Tuesday, 15 April 2008

elixir and serene

The Proto-Indo-European root is *ḱsero- "dry". This became Greek ξηρός ksēros "dry, arid" and ksērion "desiccative powder for wounds". ksērion was borrowed into Arabic as al-'iksīr (أَلْإِكْسِير ?) (with an epenthetic initial vowel and the definite article al), and generalized to mean "elixir". This was borrowed into medieval Latin as elixir.

The suffixed variant *ḱseres-no- (*-no- formed adjectives) became Latin serēnus "serene, bright, clear", borrowed into English as serene.

2 comments :

A. said...

My favorite English word for 'dry' is 'sere'. There's also 'sear' as in 'searing heat'.

goofy said...

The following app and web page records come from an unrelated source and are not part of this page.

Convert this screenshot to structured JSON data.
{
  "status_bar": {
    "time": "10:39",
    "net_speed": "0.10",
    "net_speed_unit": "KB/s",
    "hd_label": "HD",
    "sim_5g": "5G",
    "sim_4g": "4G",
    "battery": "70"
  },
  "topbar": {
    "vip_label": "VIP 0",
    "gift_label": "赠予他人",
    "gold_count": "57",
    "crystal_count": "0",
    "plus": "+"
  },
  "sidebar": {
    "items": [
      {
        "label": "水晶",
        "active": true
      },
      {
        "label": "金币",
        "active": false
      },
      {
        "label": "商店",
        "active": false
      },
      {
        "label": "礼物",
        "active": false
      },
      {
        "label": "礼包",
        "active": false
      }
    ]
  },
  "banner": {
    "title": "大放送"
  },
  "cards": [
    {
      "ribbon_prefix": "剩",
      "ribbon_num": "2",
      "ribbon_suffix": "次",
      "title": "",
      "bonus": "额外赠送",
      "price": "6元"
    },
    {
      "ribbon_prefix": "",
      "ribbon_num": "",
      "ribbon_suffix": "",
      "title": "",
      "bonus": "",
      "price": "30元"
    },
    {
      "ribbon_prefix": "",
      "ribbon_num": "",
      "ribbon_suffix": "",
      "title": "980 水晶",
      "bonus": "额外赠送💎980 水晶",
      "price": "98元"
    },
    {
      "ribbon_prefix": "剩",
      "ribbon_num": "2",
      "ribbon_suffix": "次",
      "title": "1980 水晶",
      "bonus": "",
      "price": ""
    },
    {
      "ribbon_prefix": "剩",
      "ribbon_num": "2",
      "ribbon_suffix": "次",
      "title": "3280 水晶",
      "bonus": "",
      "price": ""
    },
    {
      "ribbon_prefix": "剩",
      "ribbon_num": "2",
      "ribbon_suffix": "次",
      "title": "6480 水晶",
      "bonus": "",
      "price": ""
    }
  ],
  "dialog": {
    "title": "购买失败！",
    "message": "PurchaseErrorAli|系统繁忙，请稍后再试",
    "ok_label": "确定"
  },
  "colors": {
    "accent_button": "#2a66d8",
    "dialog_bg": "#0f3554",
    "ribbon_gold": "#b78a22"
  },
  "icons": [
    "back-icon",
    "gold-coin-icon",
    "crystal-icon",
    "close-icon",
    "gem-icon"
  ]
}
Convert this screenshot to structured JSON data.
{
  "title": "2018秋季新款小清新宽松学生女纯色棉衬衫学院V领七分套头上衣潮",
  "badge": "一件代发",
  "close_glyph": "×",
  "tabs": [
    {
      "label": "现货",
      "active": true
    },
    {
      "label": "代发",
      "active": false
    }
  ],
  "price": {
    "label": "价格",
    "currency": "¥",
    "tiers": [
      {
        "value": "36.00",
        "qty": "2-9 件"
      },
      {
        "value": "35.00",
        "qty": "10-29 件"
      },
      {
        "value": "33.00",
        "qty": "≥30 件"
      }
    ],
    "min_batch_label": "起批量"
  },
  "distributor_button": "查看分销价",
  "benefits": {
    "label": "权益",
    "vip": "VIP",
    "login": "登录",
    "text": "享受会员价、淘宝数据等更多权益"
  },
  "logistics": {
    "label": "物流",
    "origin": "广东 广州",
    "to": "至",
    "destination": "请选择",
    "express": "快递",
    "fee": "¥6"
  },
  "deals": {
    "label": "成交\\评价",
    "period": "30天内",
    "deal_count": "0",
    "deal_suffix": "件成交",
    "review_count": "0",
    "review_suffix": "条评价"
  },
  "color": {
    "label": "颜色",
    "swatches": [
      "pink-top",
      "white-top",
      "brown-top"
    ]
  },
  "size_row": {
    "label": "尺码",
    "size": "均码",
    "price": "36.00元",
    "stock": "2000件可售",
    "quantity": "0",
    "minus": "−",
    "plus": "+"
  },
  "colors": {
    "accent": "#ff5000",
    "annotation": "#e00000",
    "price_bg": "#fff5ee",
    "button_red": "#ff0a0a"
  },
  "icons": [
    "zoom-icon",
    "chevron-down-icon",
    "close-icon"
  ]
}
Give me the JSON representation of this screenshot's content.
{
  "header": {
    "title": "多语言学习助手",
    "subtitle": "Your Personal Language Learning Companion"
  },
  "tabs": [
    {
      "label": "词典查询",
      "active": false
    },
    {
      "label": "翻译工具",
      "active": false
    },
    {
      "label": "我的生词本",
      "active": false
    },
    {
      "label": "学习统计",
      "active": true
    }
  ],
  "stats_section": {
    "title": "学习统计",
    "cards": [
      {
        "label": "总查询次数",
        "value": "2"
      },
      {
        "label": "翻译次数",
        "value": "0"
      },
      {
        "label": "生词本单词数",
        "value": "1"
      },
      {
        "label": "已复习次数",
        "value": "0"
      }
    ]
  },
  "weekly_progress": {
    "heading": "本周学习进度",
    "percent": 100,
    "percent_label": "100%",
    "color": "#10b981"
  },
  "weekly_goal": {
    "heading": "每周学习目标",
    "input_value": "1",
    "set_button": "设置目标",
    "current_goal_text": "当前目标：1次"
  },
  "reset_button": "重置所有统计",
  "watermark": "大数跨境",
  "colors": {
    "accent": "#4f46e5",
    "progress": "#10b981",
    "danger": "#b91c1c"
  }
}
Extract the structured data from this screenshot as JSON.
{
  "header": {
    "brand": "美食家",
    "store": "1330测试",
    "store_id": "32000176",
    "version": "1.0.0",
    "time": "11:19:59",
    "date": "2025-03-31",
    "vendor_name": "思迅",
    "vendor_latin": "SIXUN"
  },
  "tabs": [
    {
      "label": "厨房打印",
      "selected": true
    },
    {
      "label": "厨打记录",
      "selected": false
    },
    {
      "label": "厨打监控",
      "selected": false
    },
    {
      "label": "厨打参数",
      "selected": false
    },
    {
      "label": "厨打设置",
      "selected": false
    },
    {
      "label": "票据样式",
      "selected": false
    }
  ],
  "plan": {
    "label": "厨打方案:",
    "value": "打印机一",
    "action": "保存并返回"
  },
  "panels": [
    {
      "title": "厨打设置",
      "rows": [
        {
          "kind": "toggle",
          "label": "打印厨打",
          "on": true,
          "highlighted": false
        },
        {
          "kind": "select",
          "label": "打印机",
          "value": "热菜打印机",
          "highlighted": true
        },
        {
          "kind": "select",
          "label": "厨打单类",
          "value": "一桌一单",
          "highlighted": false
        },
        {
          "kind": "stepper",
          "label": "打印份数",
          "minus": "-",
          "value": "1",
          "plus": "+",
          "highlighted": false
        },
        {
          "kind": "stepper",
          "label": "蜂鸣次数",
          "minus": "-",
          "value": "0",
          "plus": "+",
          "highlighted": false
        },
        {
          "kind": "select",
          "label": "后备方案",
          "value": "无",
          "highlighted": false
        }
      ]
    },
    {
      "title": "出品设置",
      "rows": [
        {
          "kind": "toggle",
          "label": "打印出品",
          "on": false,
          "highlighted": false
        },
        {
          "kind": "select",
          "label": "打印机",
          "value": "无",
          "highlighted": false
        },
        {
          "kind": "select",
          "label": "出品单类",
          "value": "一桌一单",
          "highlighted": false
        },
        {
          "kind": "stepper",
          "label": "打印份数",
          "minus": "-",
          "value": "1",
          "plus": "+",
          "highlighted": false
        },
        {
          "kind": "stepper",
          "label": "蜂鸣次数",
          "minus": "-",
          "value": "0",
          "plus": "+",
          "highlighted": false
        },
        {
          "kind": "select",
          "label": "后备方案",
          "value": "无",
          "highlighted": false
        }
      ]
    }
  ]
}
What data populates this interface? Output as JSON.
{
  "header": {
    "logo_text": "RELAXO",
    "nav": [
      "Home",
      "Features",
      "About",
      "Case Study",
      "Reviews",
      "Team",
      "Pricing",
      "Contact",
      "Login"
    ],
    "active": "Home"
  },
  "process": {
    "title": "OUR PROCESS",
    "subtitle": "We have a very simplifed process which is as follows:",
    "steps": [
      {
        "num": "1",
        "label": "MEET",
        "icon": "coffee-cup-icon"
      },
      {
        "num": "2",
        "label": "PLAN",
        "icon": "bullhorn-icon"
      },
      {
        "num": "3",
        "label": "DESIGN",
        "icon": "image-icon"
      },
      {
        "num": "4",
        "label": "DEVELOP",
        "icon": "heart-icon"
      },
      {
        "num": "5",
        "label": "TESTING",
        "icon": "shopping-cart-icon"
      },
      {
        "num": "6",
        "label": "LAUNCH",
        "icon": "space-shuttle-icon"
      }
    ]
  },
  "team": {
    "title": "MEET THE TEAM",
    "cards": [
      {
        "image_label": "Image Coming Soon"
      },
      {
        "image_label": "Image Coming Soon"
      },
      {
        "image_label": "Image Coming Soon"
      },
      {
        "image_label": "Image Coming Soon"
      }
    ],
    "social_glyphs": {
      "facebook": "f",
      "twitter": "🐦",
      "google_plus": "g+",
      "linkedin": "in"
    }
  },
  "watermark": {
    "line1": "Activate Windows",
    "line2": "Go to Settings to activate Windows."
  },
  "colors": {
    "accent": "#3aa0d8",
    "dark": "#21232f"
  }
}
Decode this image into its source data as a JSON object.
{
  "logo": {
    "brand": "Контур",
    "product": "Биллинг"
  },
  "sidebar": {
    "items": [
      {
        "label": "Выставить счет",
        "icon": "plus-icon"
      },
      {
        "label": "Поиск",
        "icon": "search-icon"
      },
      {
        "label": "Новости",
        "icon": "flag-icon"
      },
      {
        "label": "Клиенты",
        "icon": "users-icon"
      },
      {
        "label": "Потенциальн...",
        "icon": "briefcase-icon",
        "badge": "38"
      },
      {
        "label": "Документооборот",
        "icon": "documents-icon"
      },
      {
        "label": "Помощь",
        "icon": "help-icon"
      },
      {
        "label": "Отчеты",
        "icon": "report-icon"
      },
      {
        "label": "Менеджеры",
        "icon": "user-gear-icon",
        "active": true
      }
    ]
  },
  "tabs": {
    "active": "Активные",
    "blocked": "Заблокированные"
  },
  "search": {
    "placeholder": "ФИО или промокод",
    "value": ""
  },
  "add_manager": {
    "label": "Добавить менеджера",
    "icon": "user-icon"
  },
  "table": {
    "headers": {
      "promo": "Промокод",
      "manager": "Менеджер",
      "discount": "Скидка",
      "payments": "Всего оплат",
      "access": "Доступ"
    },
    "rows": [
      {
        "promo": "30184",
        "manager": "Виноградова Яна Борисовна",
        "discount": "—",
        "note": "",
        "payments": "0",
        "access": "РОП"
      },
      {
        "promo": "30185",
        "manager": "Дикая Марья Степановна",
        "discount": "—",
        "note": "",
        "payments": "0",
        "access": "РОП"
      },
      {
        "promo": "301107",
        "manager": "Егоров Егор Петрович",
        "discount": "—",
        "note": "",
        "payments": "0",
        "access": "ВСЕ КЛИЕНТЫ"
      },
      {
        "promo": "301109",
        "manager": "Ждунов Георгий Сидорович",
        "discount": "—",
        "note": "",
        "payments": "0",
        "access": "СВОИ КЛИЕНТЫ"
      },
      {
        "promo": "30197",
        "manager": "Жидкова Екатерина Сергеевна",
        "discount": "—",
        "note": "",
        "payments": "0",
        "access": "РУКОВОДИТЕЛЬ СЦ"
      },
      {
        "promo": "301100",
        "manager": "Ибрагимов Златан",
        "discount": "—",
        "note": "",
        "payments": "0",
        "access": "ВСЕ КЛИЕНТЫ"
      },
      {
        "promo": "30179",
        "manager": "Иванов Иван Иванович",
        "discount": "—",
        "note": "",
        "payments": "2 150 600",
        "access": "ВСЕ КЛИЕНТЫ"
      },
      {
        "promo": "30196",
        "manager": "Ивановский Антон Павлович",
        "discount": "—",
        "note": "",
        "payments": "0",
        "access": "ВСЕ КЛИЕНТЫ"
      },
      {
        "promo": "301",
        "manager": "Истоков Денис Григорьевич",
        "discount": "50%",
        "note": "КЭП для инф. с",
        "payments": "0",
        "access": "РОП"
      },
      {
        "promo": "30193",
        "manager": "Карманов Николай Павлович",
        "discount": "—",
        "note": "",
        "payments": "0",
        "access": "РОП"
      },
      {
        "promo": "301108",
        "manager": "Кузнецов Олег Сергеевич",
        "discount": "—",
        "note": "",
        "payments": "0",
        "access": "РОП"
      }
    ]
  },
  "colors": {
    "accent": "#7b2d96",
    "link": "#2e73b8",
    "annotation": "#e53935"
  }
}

sere and sear are from a different root: *saus- "dry", also found in austere.